- Almost half of all leaders interviewed are not prepared for digital transformation –
The readiness of leaders to adopt digital in their businesses is much lower than anticipated, despite it being so widely discussed. Only 6 out of 10 organizations have a digital vision and Europe is lagging behind Asia Pacific and US.
This result surprised us. From our work and travels, we had anticipated that transforming to digital would be high on the leaders’ agenda for this year.
- Digital is leveling the competitive playing field.
Across all three continents, companies are starting from the same place in transforming to a digital company. For example, advances in technology made in North America and Europe are now mostly irrelevant. Meanwhile, Asia Pacific (and other markets) are leapfrogging into adopting digital.
A digital transformation is not about tweaking a company’s business model; it requires a whole business model change and on these three continents, leaders are now learning what’s involved.
Consider how China is leading in becoming a cashless society. While once lagging behind in payment due to the low uptake of credit cards and no central crediting institute, they solved this problem digitally – by adopting a cashless payment system.
- Bureaucracy in Western companies is hindering their digital transformation.
Businesses in North America and Europe work in a more complex landscape than Asia Pacific, which hampers digital transformation. Asia Pacific companies are less burdened by the hierarchy and bureaucracy of their Western counterparts. This is due to the fact that businesses are more established and have built in more layers and procedures. Legacy systems have become a hinderance in more developed companies.

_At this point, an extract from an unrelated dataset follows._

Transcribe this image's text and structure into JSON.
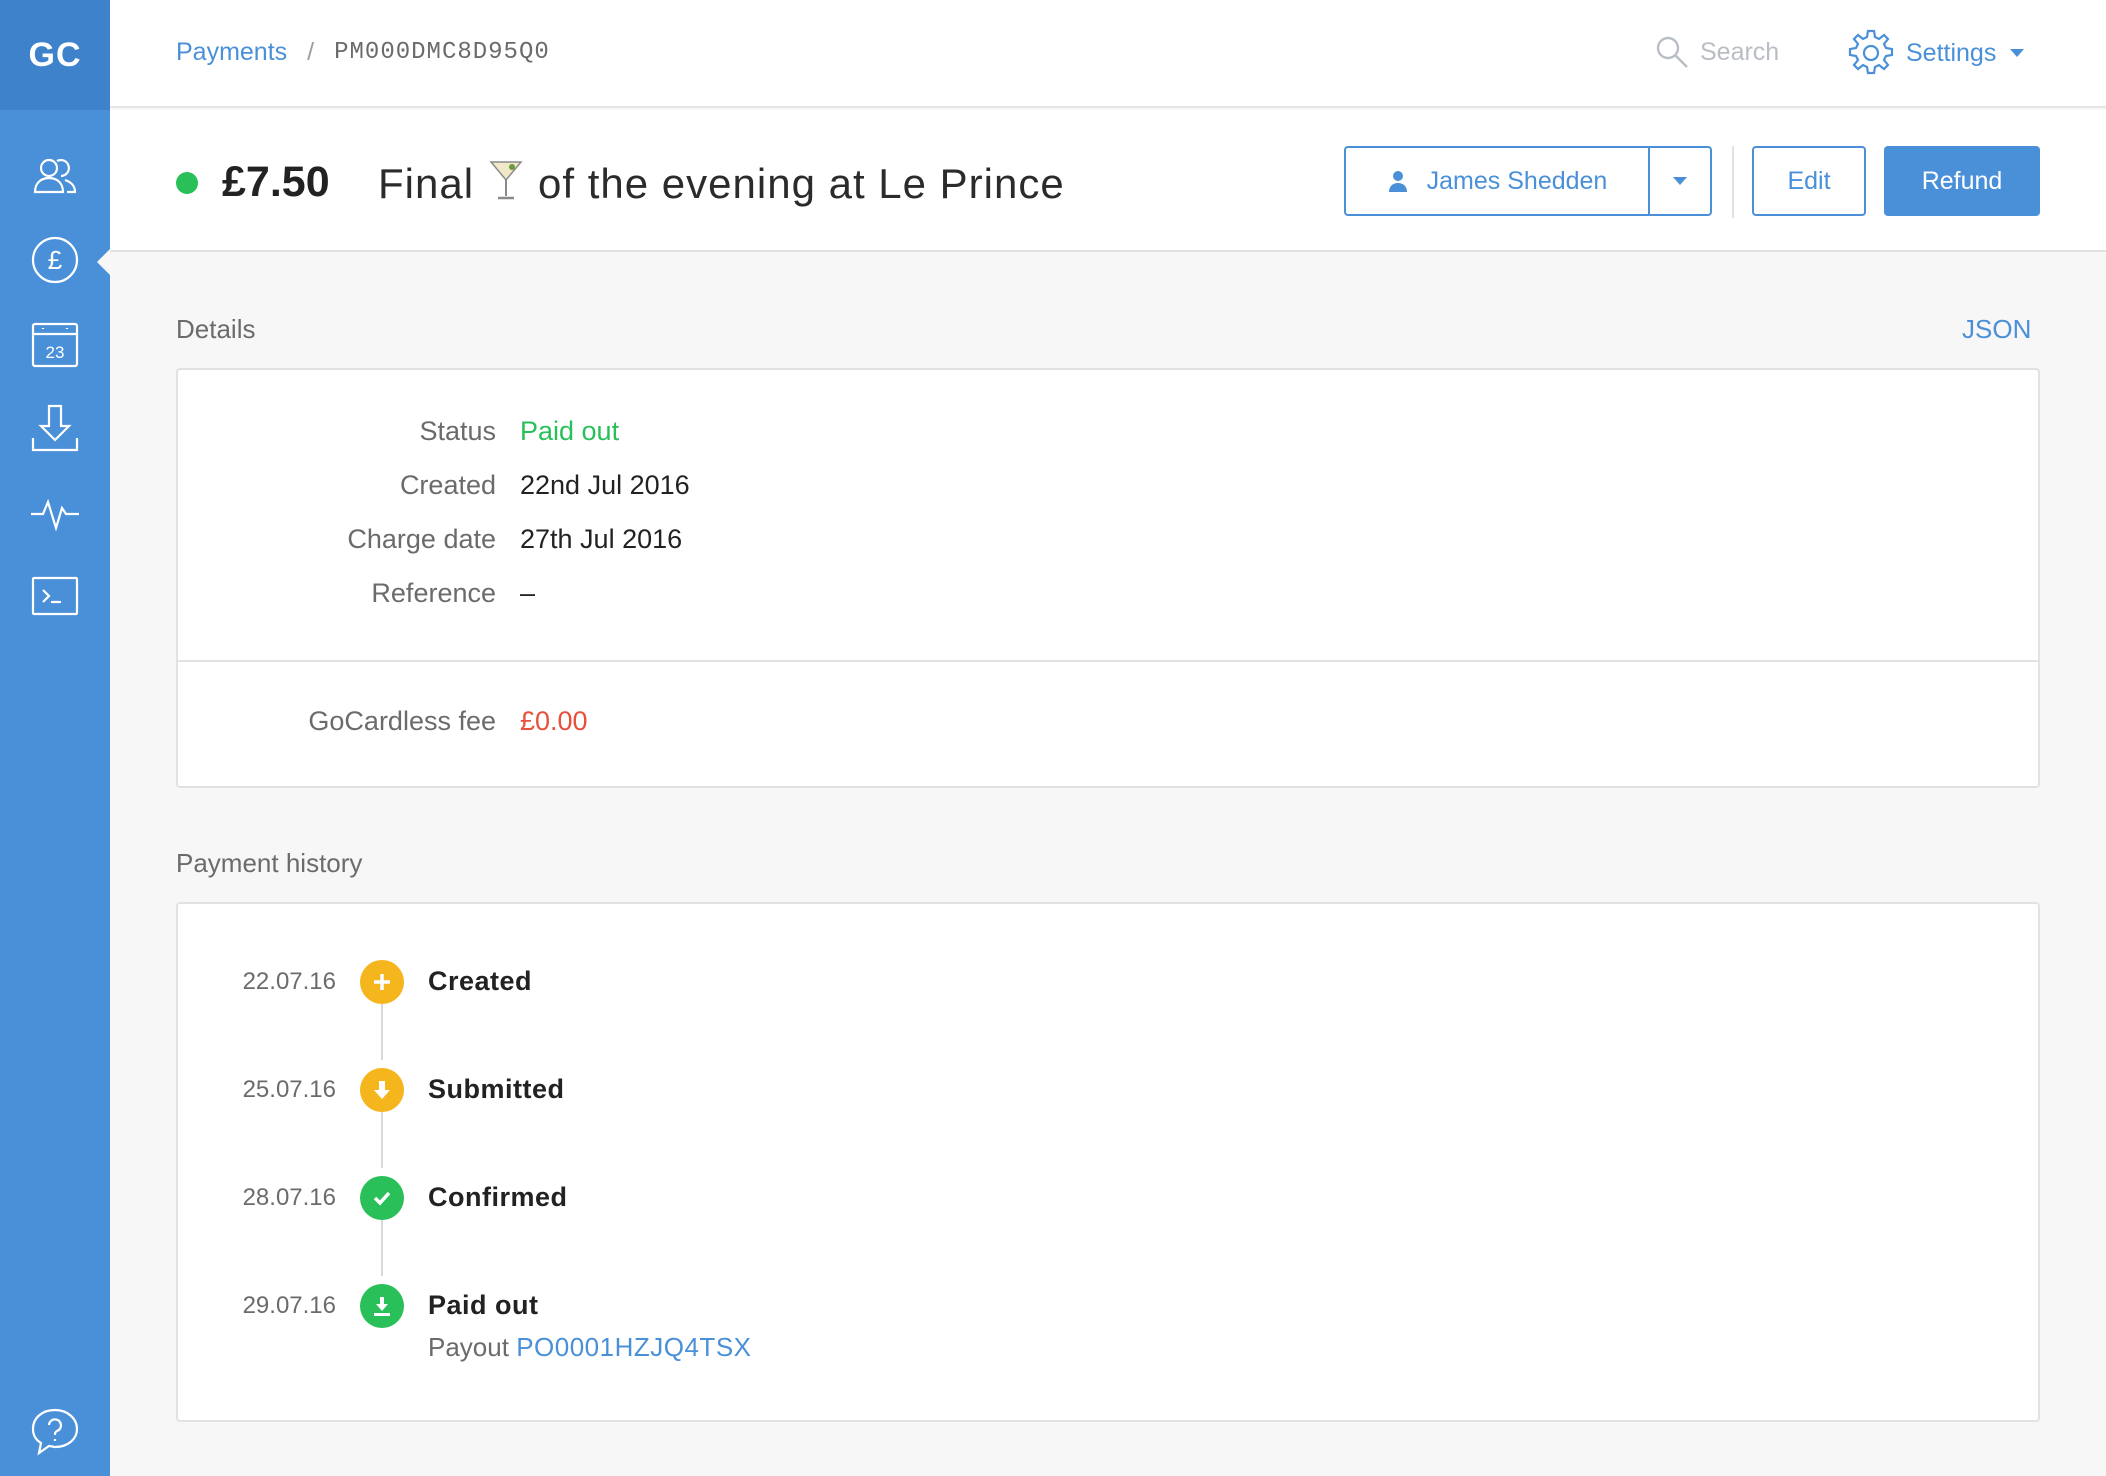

Generally, companies in Asia Pacific are younger than in Europe and North America, as most markets are either emerging or just emerged as developed economies. Thus, young companies can leapfrog their counterparts through appropriate and up-to-date technology investments.
- Alarm bells should be ringing in boardrooms.
The strategic landscape for many companies is rapidly changing and leaders are not prepared for the change. It’s also concerning as strong results from 2018 won’t guarantee success in 2019.
A critical question in the boardroom is:
“How do we need to transform our business to leverage new opportunities?”
Our research also focused not only on identifying what the state of digital is but also what leaders need to do different and our findings included the following recommendations and more:
- Leaders need a different attitude and approach for digital transformation so they don’t repeat past mistakes (which they are already doing as 84% of digital transformations are failing).
- Leaders need to recognize that because digital transformation impacts the whole company business model, by default, it results in a culture change (most of the time).
- Data security must be integral to every company’s strategy and not treated as an afterthought.
- Leaders need to create a culture within the company in which failure is acceptable but within certain parameters.
- Transforming a company to digital can be very expensive. Leaders have a responsibility to track performance and the return on the investment.
- Adoption of Big Data needs to dramatically improve as it is part of the DNA of digital transformation and a powerful tool for managing the business.
The final part of our research revealed the 11 steps required for transforming to a digital-driven company, which we call the “Ticking Clock Model.